Rep. Adam Kinzinger, R-Ill., speaks as the House select committee investigating the Jan. 6 attack on the U.S. Capitol continues to reveal its findings of a year-long investigation, at the Capitol in Washington, June 23, 2022Scott J. Applewhite/AP
  • Rep. Adam Kinzinger says the US must prosecute "straight-up coup attempts."

  • The Jan. 6 Committee is making the case for prosecuting Trump and his inner circle.

  • Kinzinger said he "cannot imagine how this democracy survives long-term" without accountability for Jan 6.

Rep. Adam Kinzinger, a member of the House January 6 Committee, said then-President Donald Trump and his aides' roles in the Capitol riot must be prosecuted for American democracy to persevere "long-term" in an interview on The Bulwark's podcast. 

"Yes, we don't want to be a country that prosecutes the last administration," Kinzinger told The Bulwark's Charlie Sykes. "But if we let the last administration get away with what the last administration tried to get away with, or frankly, got away with, I cannot imagine how this democracy survives long-term."

"We just have to be able to say, we're not going to prosecute the last administration for political differences, but we have to for straight up coup attempts," Kinzinger added.

The Justice Department and the committee, conducting separate but parallel probes, have clashed publicly and behind the scenes over their respective tactics and the paces of their investigation.

The DOJ publicly griped about the January 6 Committee initially not turning over interview transcripts that could aid its prosecutions.

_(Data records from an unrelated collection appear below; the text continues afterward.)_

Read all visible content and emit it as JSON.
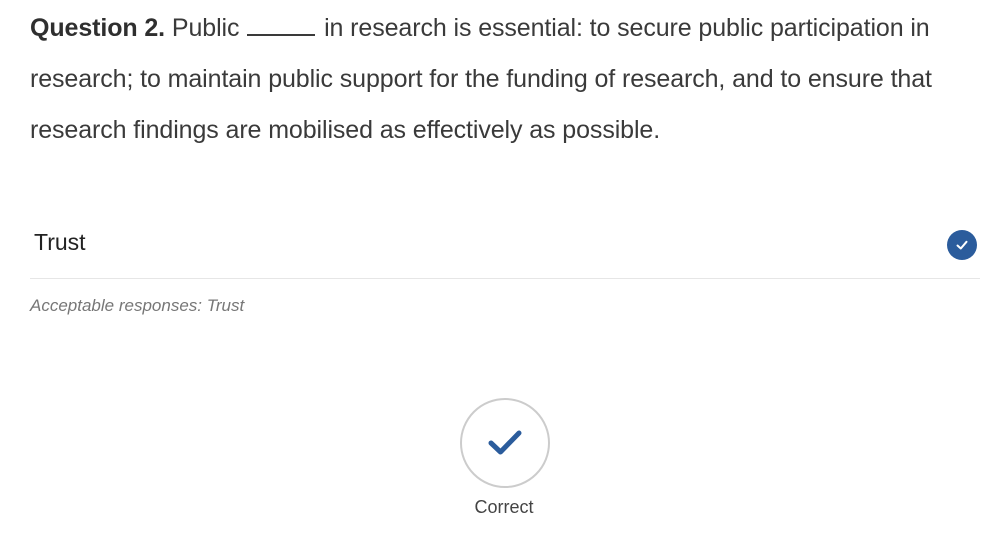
{
  "question": {
    "number_label": "Question 2.",
    "text_before_blank": " Public ",
    "text_after_blank": " in research is essential: to secure public participation in research; to maintain public support for the funding of research, and to ensure that research findings are mobilised as effectively as possible."
  },
  "answer": {
    "value": "Trust",
    "status_icon": "check-circle-icon",
    "status_color": "#2b5c9c"
  },
  "acceptable_responses": "Acceptable responses: Trust",
  "result": {
    "icon": "checkmark-icon",
    "label": "Correct",
    "icon_color": "#2b5c9c"
  }
}
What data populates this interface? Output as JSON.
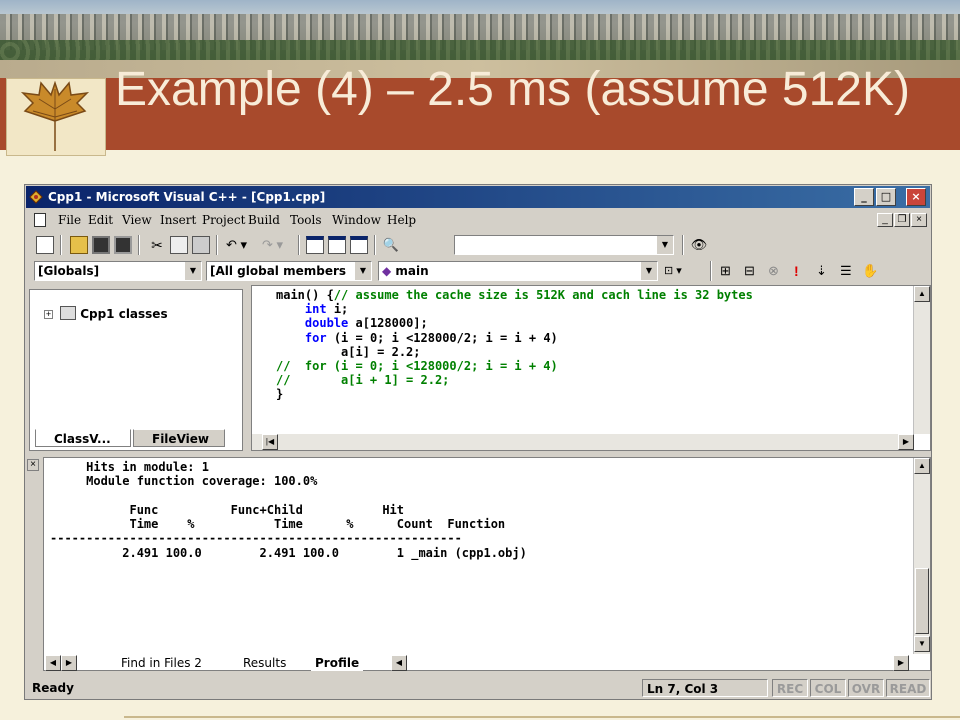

The committee, meanwhile, was incensed at the Department for not prosecuting former Trump aides Mark Meadows and Dan Scavino after referring them for contempt of Congress for defying the panel's subpoena.

Kinzinger said that before the Committee began holding its hearings, he was "very frustrated" with the pace of the DOJ's investigation into the Capitol riot and suggested that, in the end, the hearings may have been the catalyst that "lit a fire" under the DOJ investigation.

The committee is methodically gathering and presenting evidence that Trump broke at least five federal laws in his actions leading up to the Capitol riot in its hearings, Insider's Camila DeChalus has reported, making the case for prosecutions.

Kinzinger said that the hearings are serving as a criminal referral to the Department of Justice, calling the concept of a formal referral on paper "kind of an invented thing." The committee can issue a formal referral for criminal charges to the Justice Department, which has led to the charging of two Trump advisers. A trial for Steve Bannon, who is charged with defying the committee Kinzinger serves on, is underway.

"DOJ obviously knows what we know and they're investigating it. Whether we send them a piece of paper quote-unquote 'referring' or not really won't have much basis," Kinzinger explained. "That said, we still may do it, just to make the point."

Kinzinger said the Committee will decide on whether to do so "later in the summer or fall," when the panel plans to issue its initial report on its findings.

"I think we're all waiting for this kind of moment where there's some thing, but the truth is, it's kind of awkward to say how you end these things. And it's just the American people knowing the truth is very important," Kinzinger said.

Read the original article on Business Insider